Edited by Betty Keays-Young.
in, and stepped softly about the ward with their little torches.
A hundred beds all filled with men in pain give one plenty to think about, and it is during sleep that their attitudes of suffering strike one most. Some of them bury their heads in their pillows as shot partridges seek to bury theirs amongst autumn leaves. Others lie very stiff and straight, and all look very thin and haggard. I was struck by the contrast between the pillared concert-hall where they lie, with its platform of white paint and decorations, and the tragedy of suffering which now fills it.
At 2 a.m. more soldiers were brought in from the battlefield, all caked with dirt, and we began to work again. These last blinked oddly at the concert-hall and nurses and doctors, but I think they do not question anything much. They only want to go to sleep.

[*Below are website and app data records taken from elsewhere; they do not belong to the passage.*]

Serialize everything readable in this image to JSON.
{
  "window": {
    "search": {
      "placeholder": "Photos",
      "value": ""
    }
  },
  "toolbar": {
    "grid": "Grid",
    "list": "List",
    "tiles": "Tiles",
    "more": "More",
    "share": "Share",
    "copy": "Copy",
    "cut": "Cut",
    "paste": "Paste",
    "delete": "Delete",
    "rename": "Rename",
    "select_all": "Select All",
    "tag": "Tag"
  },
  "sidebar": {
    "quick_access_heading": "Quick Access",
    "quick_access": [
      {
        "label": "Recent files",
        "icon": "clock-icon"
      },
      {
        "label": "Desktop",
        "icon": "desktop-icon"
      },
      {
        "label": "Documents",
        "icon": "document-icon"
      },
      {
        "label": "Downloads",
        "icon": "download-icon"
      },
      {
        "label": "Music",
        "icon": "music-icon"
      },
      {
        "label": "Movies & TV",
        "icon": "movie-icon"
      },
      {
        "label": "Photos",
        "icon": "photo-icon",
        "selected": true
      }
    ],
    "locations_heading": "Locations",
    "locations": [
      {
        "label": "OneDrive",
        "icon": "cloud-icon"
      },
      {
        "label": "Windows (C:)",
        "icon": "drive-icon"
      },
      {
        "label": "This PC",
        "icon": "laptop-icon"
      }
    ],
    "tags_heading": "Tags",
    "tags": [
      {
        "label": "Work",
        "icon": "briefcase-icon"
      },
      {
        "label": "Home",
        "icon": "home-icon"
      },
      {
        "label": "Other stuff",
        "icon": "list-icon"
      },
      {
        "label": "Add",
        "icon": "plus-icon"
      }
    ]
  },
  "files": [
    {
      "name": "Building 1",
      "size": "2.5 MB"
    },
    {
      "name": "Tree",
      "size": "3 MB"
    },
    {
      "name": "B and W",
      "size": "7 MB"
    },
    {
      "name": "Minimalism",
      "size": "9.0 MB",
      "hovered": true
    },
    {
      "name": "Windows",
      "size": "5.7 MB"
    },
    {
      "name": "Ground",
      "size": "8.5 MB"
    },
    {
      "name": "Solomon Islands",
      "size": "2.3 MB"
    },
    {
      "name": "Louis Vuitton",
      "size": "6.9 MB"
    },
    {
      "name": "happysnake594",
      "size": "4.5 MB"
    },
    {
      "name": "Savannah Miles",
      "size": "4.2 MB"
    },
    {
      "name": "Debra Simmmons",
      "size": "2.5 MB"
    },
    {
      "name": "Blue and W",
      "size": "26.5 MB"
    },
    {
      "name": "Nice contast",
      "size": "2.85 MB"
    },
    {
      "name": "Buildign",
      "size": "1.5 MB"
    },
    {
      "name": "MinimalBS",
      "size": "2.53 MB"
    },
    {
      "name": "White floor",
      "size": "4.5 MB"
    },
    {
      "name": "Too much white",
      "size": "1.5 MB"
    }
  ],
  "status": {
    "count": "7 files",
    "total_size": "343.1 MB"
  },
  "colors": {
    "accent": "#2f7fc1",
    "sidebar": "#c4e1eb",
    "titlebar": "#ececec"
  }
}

[Page Heading: A VISIT FROM SOME DESERTERS]
I suppose that women would always be tender-hearted towards deserters. Three of them arrived at the hospital to-day with